NASHVILLE, TN (WSMV) - As we continue our celebration of Black History month, we take a closer look at Nashville and the role the city played with the Negro League. Nashville has a rich tradition for those players who were not allowed to play in the Major League. So, we went to Nashville Historian David Ewing for a walk down memory lane.
"When we talk about baseball in Nashville and baseball in Tennessee, it has a rich history."
"Not only did we have a minor league team called the Nashville Vols, we had a Negro League team that was started 100 years ago called the Nashville Elite Giants," Ewing said. "And the wonderful thing about the Elite Giants is it provided a place for talented African American baseball players to play."
Players such as Willie Mays, Hank Aaron, and Jackie Robinson came through town. And the man who started the Negro League club here in Nashville was Tom Wilson.
"He owned the club. He started the club and built the stadium too. Sadly, the stadium is no longer. It was the first place where we had night baseball because he had lights before Sulpher Dell had lights." So, he was ahead of his time. Way forward of his time, Ewing told me.
Ewing also said the stands were full of black fans, but a segregated crowd would often watch Negro League games. As he took me by the place where the old home plate used to be in the old stadium.
"So this is the old home plate. Right here. From Sulpher Dell." So, all of the greats from the Negro League stood right here. From Jackie Robinson to Hank Aaron. You know everybody played. Junior Gilliam. You played right here."
Nashville natives like Henry Kimbro and Bruce Petway were well-known stars during that time. But one of the most incredible local talents went by the name Turkey.
"Turkey Stearns was one of the best players that ever played here for the Nashville Elite Giants. He was inducted into Cooperstown in the year 2000." Said Ewing. "Most people think he was truly just above and beyond anyone during that time. Sadly, he never made it to the major league because it was still segregated, but it's nice that they've honored him in this very important spot."
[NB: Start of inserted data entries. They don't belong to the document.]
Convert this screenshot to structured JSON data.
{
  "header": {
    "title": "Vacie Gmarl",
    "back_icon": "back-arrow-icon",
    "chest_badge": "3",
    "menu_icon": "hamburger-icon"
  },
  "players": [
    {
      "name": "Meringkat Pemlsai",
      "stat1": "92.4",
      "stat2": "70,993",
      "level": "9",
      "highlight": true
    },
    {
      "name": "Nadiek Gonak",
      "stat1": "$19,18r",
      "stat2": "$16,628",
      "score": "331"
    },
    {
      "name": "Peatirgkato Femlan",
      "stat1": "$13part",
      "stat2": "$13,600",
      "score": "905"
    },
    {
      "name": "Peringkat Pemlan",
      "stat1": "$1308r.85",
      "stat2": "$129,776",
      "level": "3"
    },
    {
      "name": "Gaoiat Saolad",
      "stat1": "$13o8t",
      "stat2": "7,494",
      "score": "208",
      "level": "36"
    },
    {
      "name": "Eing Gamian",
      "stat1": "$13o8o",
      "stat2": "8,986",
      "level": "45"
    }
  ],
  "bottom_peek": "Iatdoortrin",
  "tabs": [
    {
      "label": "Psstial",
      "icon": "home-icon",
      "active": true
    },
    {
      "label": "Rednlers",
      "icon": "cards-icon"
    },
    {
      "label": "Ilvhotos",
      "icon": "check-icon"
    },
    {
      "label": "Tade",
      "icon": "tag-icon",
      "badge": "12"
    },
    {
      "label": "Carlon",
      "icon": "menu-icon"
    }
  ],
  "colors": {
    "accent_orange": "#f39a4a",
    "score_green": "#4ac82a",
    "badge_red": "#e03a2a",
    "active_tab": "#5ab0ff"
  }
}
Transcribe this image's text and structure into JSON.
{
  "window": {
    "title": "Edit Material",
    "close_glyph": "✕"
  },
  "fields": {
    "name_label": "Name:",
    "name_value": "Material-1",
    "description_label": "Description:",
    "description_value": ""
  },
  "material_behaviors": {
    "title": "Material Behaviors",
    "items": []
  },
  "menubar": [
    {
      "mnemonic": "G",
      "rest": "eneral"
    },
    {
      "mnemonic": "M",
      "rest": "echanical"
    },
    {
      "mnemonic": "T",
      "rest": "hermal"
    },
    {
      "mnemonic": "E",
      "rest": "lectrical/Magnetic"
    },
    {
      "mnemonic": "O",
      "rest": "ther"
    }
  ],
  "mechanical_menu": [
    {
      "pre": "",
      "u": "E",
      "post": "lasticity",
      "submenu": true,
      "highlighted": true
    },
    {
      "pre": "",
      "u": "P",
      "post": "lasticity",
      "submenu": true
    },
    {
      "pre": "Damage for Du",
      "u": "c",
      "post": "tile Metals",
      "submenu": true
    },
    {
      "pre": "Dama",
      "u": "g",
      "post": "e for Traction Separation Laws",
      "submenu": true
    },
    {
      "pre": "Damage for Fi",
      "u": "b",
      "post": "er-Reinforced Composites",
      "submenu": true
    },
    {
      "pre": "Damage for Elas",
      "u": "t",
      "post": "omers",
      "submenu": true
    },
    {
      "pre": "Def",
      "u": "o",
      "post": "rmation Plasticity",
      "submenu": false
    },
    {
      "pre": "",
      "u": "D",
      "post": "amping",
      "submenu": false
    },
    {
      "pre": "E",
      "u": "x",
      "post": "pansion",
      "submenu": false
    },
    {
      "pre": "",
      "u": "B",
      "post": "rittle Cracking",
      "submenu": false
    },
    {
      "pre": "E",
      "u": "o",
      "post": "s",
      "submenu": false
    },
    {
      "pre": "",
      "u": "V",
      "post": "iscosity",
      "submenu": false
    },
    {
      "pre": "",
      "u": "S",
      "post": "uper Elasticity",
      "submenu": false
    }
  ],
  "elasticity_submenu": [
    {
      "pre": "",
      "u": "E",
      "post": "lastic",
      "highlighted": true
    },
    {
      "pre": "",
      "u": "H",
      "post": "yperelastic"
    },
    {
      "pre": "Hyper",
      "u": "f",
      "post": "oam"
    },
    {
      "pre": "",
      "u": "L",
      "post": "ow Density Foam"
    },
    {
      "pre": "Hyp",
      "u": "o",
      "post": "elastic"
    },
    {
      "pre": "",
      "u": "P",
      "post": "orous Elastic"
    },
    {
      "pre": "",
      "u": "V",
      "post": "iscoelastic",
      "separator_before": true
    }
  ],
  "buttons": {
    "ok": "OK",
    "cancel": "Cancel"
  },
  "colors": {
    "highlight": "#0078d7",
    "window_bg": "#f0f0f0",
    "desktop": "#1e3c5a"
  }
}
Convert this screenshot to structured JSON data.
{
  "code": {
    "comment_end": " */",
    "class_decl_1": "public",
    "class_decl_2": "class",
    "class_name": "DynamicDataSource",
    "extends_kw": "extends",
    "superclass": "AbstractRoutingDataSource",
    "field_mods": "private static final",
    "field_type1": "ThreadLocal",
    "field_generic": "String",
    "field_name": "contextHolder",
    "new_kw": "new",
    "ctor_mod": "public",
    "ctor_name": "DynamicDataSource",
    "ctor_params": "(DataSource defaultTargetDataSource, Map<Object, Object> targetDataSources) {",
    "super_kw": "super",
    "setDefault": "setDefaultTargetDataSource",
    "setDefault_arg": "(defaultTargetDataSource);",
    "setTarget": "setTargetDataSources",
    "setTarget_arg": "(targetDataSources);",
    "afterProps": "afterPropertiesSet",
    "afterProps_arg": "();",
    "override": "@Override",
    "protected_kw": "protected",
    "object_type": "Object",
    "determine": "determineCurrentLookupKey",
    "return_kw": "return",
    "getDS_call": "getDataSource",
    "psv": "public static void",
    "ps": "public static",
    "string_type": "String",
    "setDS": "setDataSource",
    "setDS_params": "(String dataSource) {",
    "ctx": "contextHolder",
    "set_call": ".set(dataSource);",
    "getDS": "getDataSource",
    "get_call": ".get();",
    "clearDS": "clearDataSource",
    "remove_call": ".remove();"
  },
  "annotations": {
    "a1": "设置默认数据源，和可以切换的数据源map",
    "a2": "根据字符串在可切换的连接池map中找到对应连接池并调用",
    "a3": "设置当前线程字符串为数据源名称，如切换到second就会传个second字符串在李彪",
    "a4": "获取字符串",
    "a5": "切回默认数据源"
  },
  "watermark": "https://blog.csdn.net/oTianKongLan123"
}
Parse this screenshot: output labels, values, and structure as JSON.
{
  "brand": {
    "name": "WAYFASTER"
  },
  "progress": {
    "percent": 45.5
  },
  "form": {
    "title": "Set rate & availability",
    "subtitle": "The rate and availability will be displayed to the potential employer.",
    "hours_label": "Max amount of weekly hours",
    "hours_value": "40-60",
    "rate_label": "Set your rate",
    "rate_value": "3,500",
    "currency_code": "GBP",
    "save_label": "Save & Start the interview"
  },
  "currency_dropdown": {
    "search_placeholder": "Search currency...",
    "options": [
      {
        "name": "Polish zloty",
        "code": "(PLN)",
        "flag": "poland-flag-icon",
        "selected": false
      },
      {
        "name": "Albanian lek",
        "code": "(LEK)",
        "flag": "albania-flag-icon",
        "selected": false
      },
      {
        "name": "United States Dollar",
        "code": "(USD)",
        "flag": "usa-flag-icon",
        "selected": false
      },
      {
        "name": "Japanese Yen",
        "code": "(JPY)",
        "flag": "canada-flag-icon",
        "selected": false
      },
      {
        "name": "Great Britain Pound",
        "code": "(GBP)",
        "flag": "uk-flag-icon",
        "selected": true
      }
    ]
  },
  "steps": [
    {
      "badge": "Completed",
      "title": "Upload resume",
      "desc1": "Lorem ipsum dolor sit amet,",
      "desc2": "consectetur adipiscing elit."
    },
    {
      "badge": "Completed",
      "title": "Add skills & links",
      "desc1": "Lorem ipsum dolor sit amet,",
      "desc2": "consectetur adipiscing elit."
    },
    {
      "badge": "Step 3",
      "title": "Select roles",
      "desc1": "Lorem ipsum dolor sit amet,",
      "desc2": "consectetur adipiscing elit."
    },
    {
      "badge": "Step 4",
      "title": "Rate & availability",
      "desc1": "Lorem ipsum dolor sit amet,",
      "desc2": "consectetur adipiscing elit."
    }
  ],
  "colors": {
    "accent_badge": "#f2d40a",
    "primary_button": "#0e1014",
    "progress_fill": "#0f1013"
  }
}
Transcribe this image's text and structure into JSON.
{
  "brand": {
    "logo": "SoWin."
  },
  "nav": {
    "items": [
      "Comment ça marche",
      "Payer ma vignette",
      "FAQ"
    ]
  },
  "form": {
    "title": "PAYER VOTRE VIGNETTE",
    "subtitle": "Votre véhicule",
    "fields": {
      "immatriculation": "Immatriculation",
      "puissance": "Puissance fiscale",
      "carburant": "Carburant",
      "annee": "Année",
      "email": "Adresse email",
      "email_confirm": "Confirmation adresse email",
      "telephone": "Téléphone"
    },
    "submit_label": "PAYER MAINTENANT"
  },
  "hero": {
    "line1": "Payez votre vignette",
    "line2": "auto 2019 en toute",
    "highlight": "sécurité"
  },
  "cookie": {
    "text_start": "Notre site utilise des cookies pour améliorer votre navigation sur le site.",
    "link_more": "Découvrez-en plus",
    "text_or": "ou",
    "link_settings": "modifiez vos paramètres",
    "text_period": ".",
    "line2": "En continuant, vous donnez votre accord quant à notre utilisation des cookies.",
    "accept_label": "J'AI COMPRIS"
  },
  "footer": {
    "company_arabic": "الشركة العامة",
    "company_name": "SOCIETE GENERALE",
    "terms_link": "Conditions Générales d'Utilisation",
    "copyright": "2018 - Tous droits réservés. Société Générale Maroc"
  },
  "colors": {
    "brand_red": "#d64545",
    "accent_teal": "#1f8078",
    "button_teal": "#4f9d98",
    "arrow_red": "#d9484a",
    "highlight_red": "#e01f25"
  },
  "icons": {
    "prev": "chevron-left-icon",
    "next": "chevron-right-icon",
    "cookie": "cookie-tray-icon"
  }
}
Ewing told me having the team here in Nashville gave the city an economic boost. Especially in the black communities.
"When you think about all the people who played here and what it meant for the city and the people growing up, this was big," Ewing said. "And where people could come to see baseball games here too. It was segregated, but it was good entertainment. This was a great American story when you think about it. It started 100 years ago, and that Nashville was a part of that too."
Ewing believes the talent in the Negro League was unmatched. We mentioned that Turkey Stearns was the only Nashville native in Baseball's Hall of Fame. Ewing believes another local player may join him in the future, Nashville's own Mookie Betts.